**Dataset content**
----------------------------------------
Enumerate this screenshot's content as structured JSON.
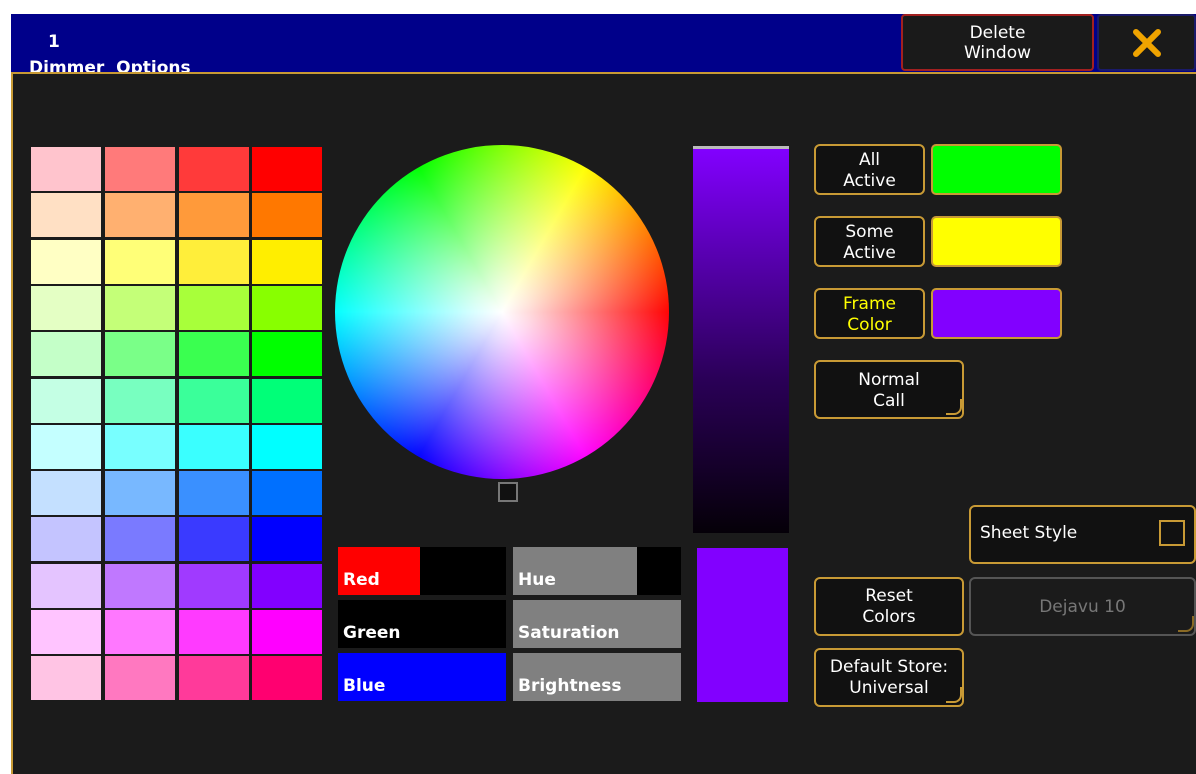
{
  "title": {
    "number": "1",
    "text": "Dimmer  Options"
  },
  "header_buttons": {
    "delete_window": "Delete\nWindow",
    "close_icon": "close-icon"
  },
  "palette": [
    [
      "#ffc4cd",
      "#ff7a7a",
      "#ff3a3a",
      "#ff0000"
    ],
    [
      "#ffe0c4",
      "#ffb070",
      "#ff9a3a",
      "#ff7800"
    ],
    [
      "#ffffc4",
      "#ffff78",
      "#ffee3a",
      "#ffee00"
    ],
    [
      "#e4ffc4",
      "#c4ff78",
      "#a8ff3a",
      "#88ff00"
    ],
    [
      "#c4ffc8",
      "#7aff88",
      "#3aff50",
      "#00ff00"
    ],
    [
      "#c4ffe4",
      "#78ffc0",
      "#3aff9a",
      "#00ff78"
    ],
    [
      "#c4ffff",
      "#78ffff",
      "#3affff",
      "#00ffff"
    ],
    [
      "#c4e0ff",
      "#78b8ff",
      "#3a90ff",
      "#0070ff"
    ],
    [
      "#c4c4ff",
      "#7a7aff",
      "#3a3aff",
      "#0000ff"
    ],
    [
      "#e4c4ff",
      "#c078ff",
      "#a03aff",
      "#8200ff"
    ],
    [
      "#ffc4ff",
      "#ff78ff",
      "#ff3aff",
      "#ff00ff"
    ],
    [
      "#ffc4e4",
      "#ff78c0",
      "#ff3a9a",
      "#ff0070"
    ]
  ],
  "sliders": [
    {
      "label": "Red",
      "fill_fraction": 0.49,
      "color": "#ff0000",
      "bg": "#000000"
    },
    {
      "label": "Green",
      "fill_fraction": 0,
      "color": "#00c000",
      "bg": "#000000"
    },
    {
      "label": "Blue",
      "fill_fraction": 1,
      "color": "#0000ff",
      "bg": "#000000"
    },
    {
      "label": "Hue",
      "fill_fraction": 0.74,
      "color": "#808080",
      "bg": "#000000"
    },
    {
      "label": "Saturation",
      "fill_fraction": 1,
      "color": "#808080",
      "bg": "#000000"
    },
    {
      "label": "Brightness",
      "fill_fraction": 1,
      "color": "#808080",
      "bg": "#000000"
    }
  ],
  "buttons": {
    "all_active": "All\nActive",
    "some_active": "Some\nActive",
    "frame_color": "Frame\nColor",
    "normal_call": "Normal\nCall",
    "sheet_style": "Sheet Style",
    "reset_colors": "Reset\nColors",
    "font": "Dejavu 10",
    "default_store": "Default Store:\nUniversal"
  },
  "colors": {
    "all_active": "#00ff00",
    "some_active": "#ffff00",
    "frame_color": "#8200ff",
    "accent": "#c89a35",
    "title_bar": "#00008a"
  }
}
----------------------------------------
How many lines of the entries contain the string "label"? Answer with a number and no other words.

**Answer section**
6